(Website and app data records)
>>>>

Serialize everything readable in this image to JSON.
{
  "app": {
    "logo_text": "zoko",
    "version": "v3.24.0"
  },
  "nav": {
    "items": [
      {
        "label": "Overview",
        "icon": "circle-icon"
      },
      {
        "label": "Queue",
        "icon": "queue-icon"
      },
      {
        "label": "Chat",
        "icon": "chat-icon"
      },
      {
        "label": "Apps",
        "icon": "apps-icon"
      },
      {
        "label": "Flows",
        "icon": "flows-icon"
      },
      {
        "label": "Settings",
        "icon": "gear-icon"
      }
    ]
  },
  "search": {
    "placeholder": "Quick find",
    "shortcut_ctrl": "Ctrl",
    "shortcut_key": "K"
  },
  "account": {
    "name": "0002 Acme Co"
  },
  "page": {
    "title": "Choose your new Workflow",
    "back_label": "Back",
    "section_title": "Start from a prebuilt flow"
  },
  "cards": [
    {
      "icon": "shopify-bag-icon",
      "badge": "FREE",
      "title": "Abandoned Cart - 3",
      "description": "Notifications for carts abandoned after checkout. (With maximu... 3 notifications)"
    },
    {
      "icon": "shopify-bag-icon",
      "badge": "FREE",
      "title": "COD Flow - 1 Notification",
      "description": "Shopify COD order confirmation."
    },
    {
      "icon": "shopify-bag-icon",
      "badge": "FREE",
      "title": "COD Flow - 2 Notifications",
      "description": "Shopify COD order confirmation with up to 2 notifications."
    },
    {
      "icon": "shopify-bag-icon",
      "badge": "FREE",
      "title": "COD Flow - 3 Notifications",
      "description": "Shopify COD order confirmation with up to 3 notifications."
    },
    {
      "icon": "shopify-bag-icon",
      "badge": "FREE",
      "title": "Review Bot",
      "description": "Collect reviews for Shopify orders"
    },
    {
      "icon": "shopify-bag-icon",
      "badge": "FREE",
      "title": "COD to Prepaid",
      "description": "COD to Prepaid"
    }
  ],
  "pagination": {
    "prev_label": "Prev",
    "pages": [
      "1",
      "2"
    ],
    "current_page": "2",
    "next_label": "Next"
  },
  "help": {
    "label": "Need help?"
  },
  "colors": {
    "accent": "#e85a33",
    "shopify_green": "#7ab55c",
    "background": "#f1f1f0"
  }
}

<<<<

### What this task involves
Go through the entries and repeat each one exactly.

### Exercise output
Serialize everything readable in this image to JSON.
{
  "app": {
    "logo_text": "zoko",
    "version": "v3.24.0"
  },
  "nav": {
    "items": [
      {
        "label": "Overview",
        "icon": "circle-icon"
      },
      {
        "label": "Queue",
        "icon": "queue-icon"
      },
      {
        "label": "Chat",
        "icon": "chat-icon"
      },
      {
        "label": "Apps",
        "icon": "apps-icon"
      },
      {
        "label": "Flows",
        "icon": "flows-icon"
      },
      {
        "label": "Settings",
        "icon": "gear-icon"
      }
    ]
  },
  "search": {
    "placeholder": "Quick find",
    "shortcut_ctrl": "Ctrl",
    "shortcut_key": "K"
  },
  "account": {
    "name": "0002 Acme Co"
  },
  "page": {
    "title": "Choose your new Workflow",
    "back_label": "Back",
    "section_title": "Start from a prebuilt flow"
  },
  "cards": [
    {
      "icon": "shopify-bag-icon",
      "badge": "FREE",
      "title": "Abandoned Cart - 3",
      "description": "Notifications for carts abandoned after checkout. (With maximu... 3 notifications)"
    },
    {
      "icon": "shopify-bag-icon",
      "badge": "FREE",
      "title": "COD Flow - 1 Notification",
      "description": "Shopify COD order confirmation."
    },
    {
      "icon": "shopify-bag-icon",
      "badge": "FREE",
      "title": "COD Flow - 2 Notifications",
      "description": "Shopify COD order confirmation with up to 2 notifications."
    },
    {
      "icon": "shopify-bag-icon",
      "badge": "FREE",
      "title": "COD Flow - 3 Notifications",
      "description": "Shopify COD order confirmation with up to 3 notifications."
    },
    {
      "icon": "shopify-bag-icon",
      "badge": "FREE",
      "title": "Review Bot",
      "description": "Collect reviews for Shopify orders"
    },
    {
      "icon": "shopify-bag-icon",
      "badge": "FREE",
      "title": "COD to Prepaid",
      "description": "COD to Prepaid"
    }
  ],
  "pagination": {
    "prev_label": "Prev",
    "pages": [
      "1",
      "2"
    ],
    "current_page": "2",
    "next_label": "Next"
  },
  "help": {
    "label": "Need help?"
  },
  "colors": {
    "accent": "#e85a33",
    "shopify_green": "#7ab55c",
    "background": "#f1f1f0"
  }
}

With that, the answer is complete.